MOUNDSVILLE, WV (LOOTPRESS) – Grave Creek Mound Archaeological Complex in Moundsville invites the public to attend programs on World War II and Black music in America, view two exhibits featuring local artists, and make a pinwheel toy at the Discovery Table. All programs are free and open to the public.
The Second Saturday program held at 1 p.m. on Aug. 12 will feature Kara Gordon from the Historic Cockayne Farmstead. She will present the farmstead’s World War II Traveling Trunk program.
This interactive and object-based discovery of World War II era artifacts includes letters, photographs, booklets, and uniforms that tell the story of the Second World War as experienced by residents of Marshall County. This program is recommended for ages 10 and up.
On Saturday, Aug. 19, a program titled “A History of Black Music in America” will be presented by Ron Scott Jr. starting at 1 p.m. and will include live performances from local artists led by Ezra John, musical clips and local historical information.
Also, this month, visitors can use their own creativity at the museum’s Discovery Table, where they can make a pinwheel decorated with their own design. Catch a breeze with this colorful toy!
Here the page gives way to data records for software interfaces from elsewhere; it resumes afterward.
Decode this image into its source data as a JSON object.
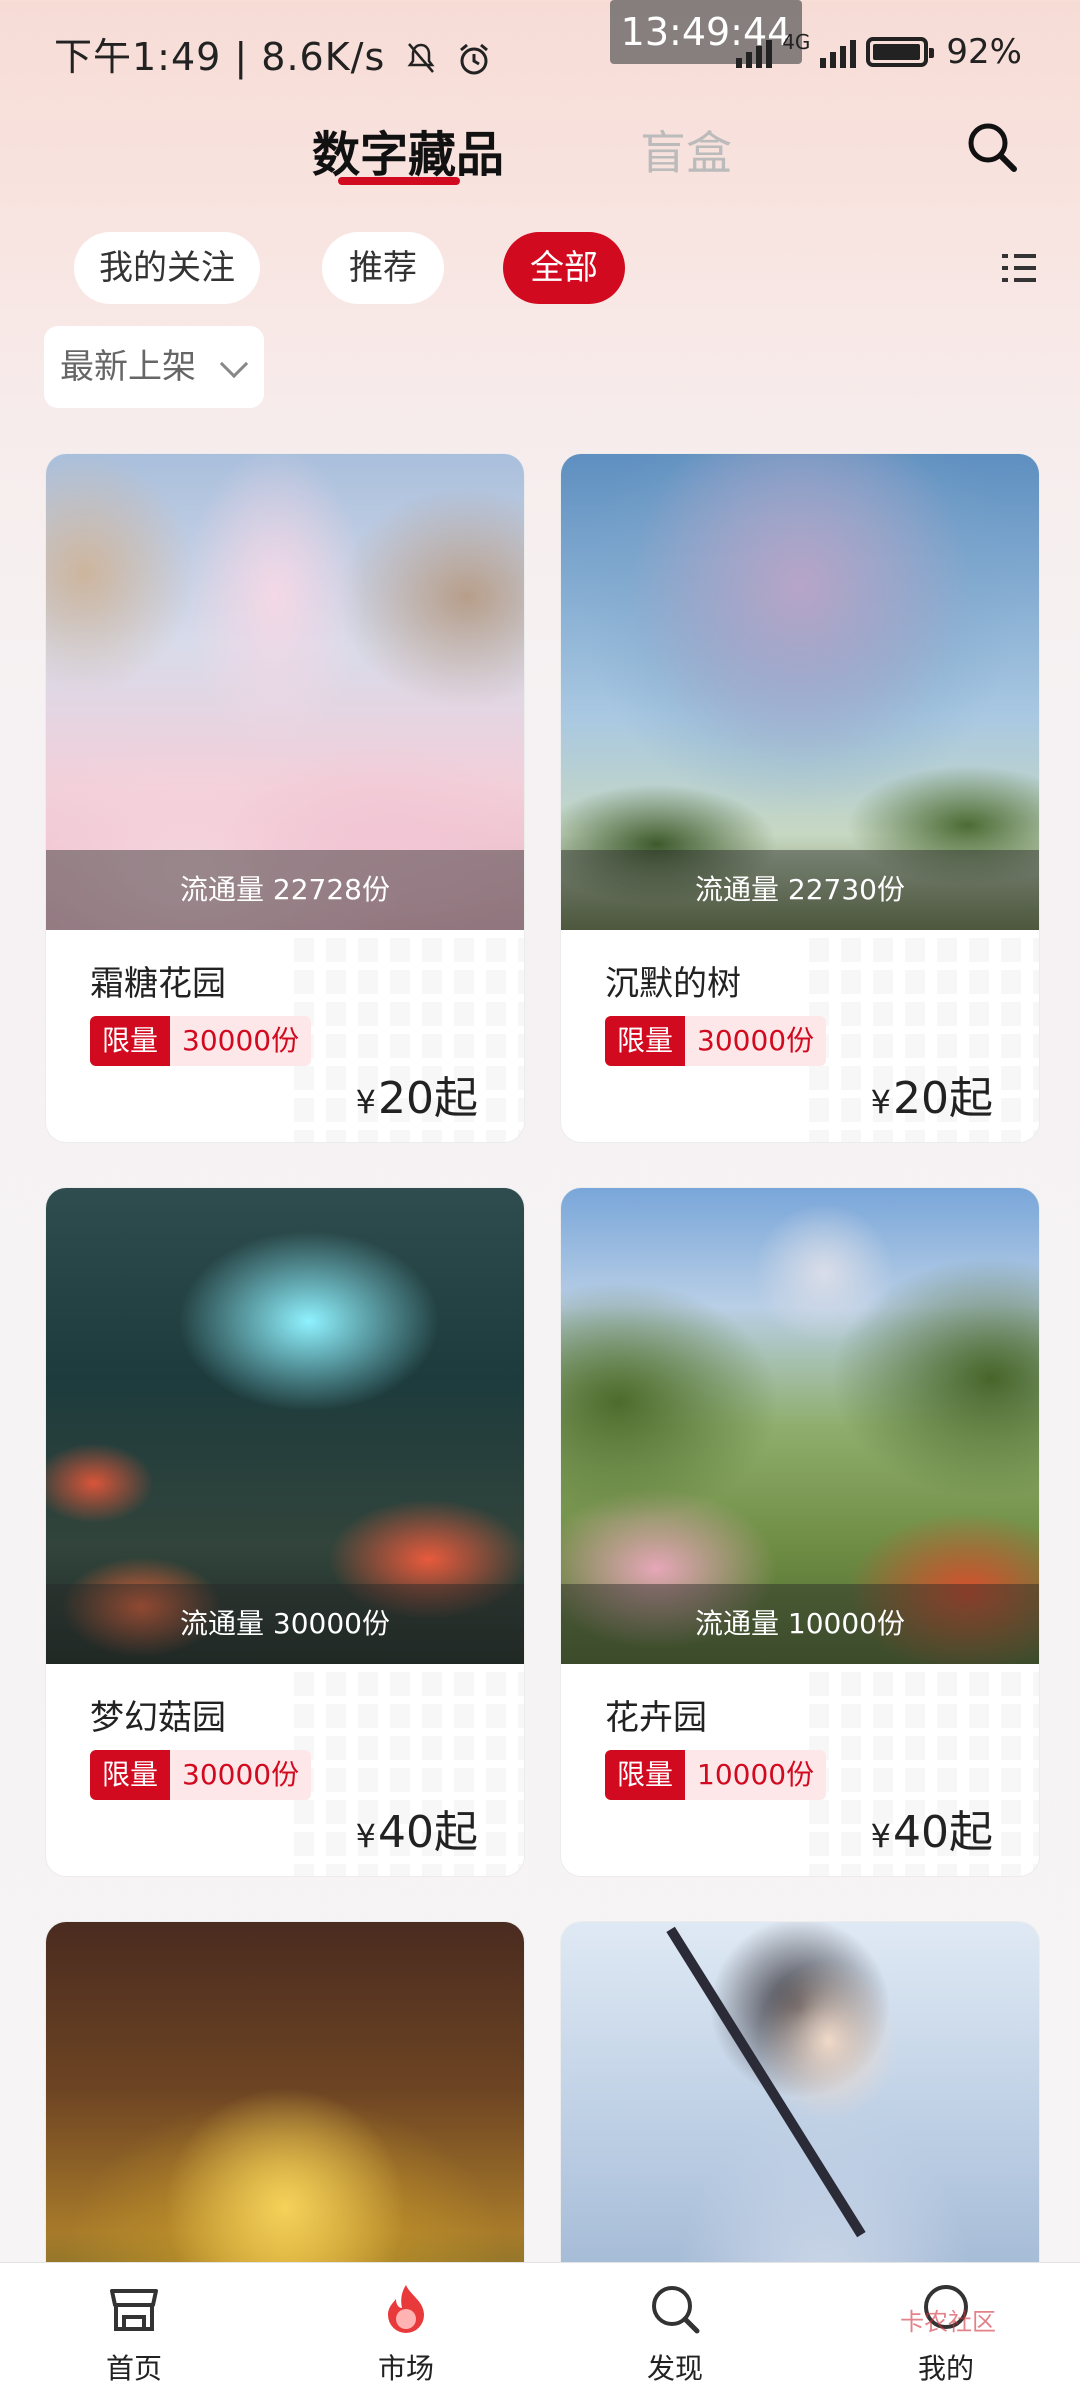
{
  "status_bar": {
    "left": "下午1:49 | 8.6K/s",
    "clock_overlay": "13:49:44",
    "network": "4G",
    "battery": "92%"
  },
  "header": {
    "tabs": [
      {
        "label": "数字藏品",
        "active": true
      },
      {
        "label": "盲盒",
        "active": false
      }
    ],
    "search_icon": "search-icon"
  },
  "filters": {
    "chips": [
      {
        "label": "我的关注",
        "active": false
      },
      {
        "label": "推荐",
        "active": false
      },
      {
        "label": "全部",
        "active": true
      }
    ],
    "view_toggle_icon": "list-view-icon",
    "sort_dropdown": "最新上架"
  },
  "products": [
    {
      "name": "霜糖花园",
      "circulation": "流通量 22728份",
      "limit_label": "限量",
      "limit_qty": "30000份",
      "price_symbol": "¥",
      "price": "20起"
    },
    {
      "name": "沉默的树",
      "circulation": "流通量 22730份",
      "limit_label": "限量",
      "limit_qty": "30000份",
      "price_symbol": "¥",
      "price": "20起"
    },
    {
      "name": "梦幻菇园",
      "circulation": "流通量 30000份",
      "limit_label": "限量",
      "limit_qty": "30000份",
      "price_symbol": "¥",
      "price": "40起"
    },
    {
      "name": "花卉园",
      "circulation": "流通量 10000份",
      "limit_label": "限量",
      "limit_qty": "10000份",
      "price_symbol": "¥",
      "price": "40起"
    }
  ],
  "bottom_nav": [
    {
      "label": "首页",
      "icon": "store-icon"
    },
    {
      "label": "市场",
      "icon": "flame-icon"
    },
    {
      "label": "发现",
      "icon": "discover-icon"
    },
    {
      "label": "我的",
      "icon": "profile-icon"
    }
  ],
  "watermark": "卡农社区",
  "colors": {
    "accent": "#d10a1f",
    "tab_inactive": "#bbbbbb"
  }
}
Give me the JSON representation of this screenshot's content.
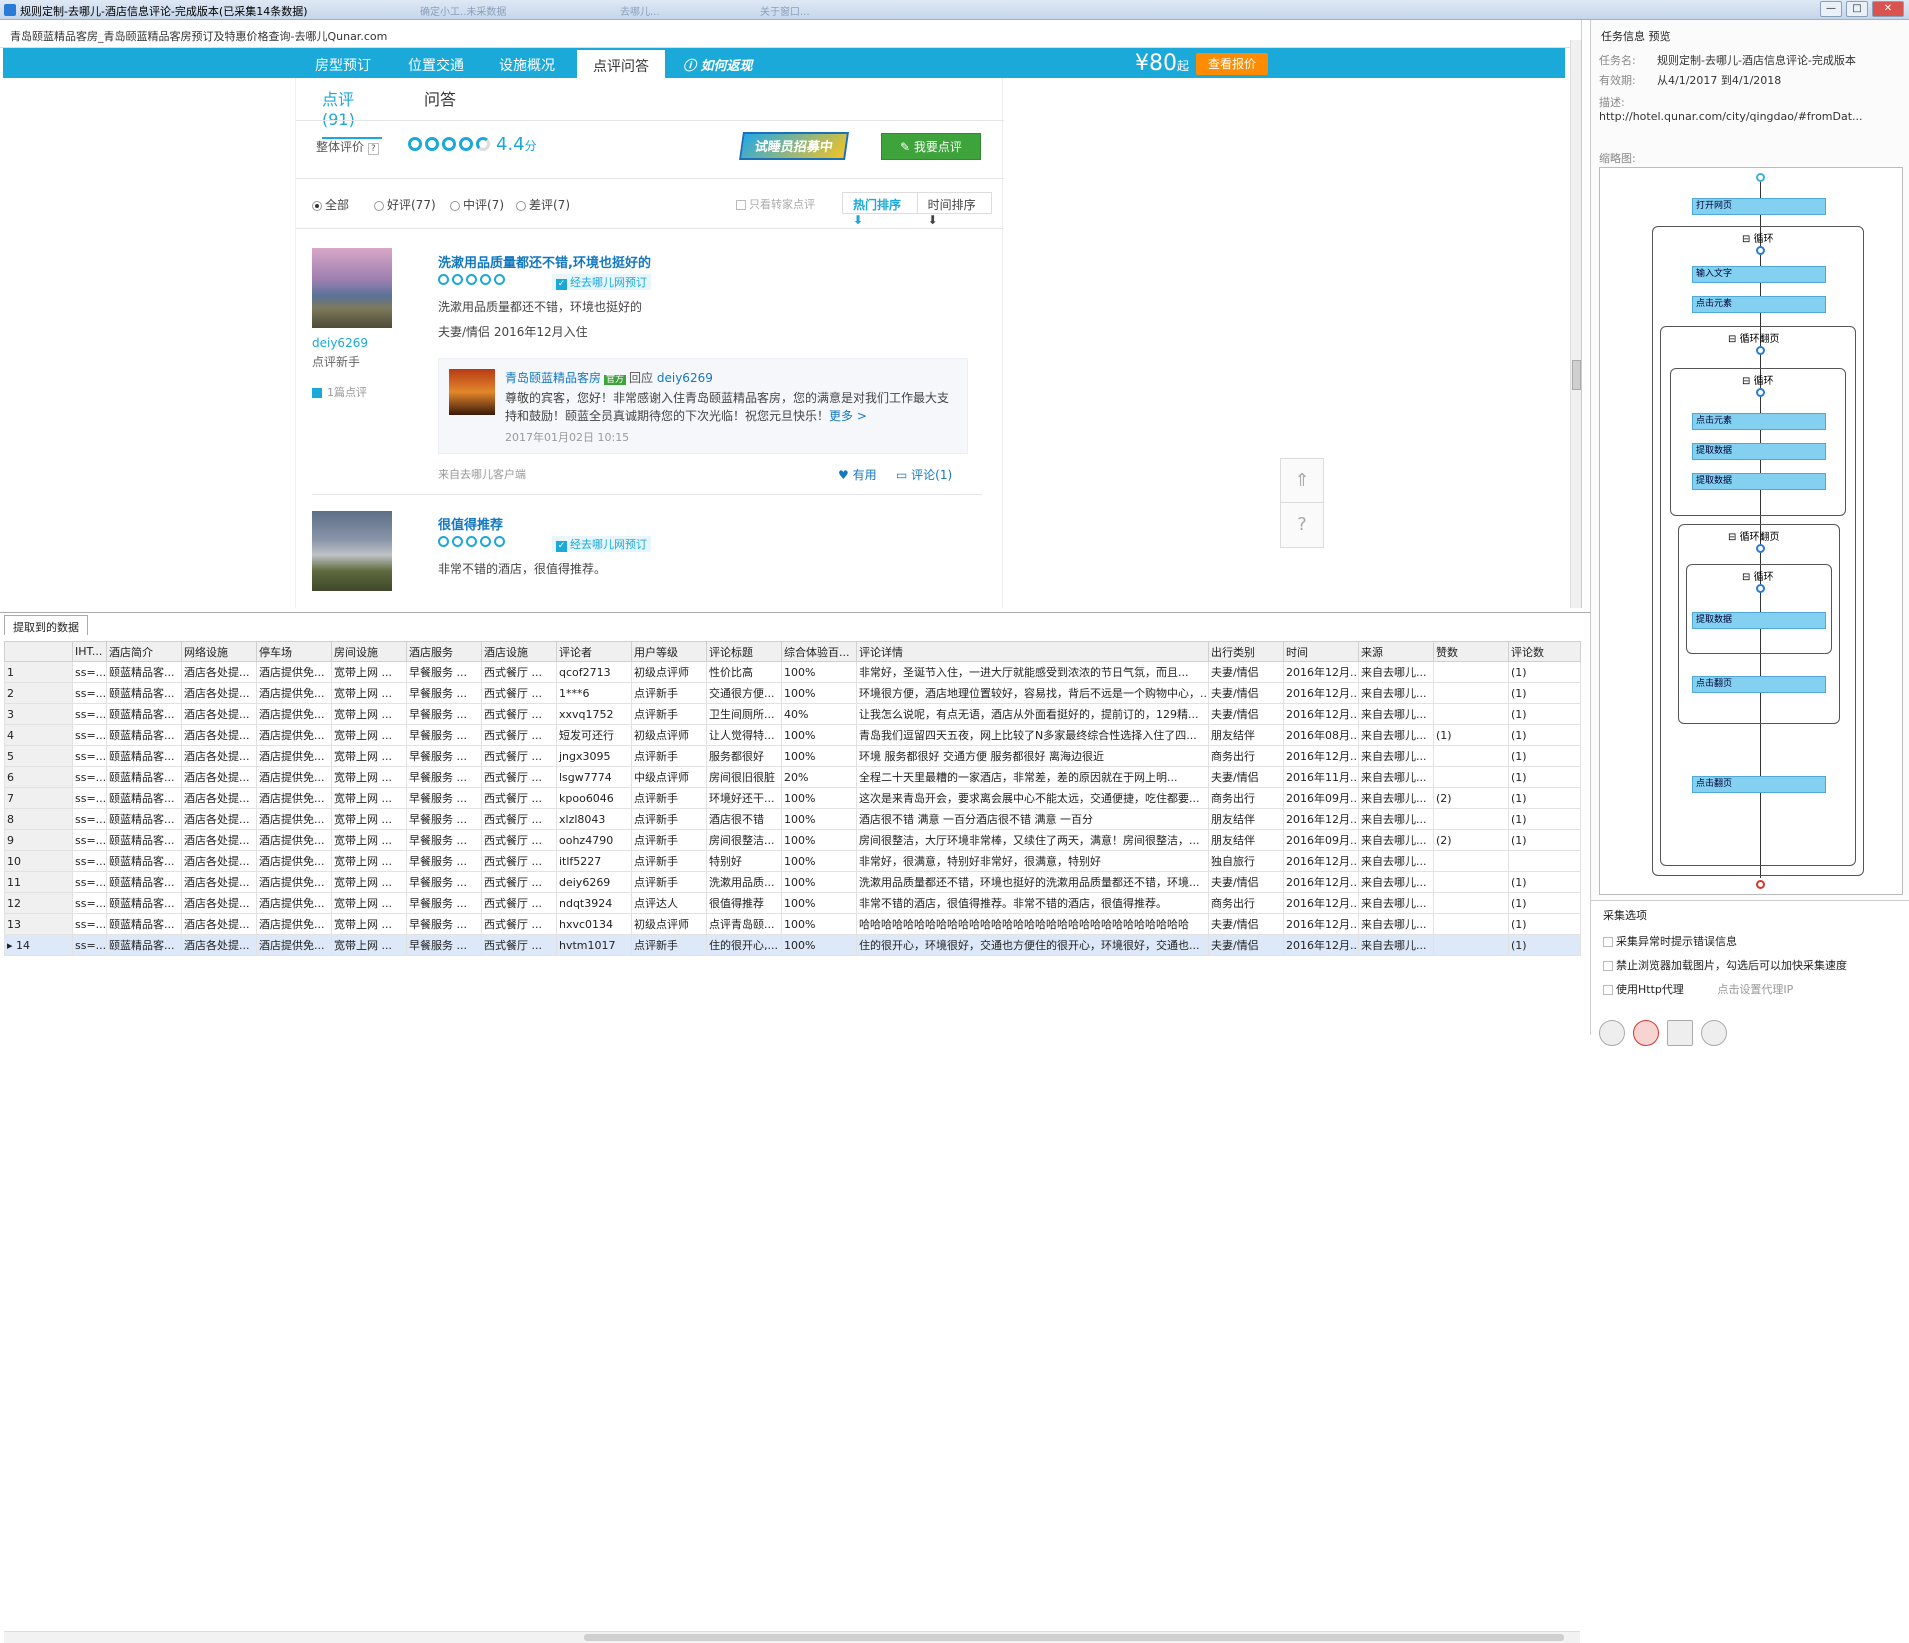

Operated by the West Virginia Department of Arts, Culture and History, Grave Creek Mound Archaeological Complex features one of the largest conical burial mounds built by the Adena people between 250 – 150 B.C. and ranks as one of the largest earthen mortuary mounds anywhere in the world.
Exhibits and displays in the Delf Norona Museum interpret what is known about the lives of these prehistoric people and the construction of the mound. The complex also houses the West Virginia Archaeological Research and Collections Management Facility.
Admission to Grave Creek Mound Archaeological Complex is free. The Delf Norona Museum, located at 801 Jefferson Avenue, is open 9 a.m. to 5 p.m. Tuesday through Saturday and closed Sunday and Monday. Access to the Mound and other outdoor areas closes at 4:30 p.m.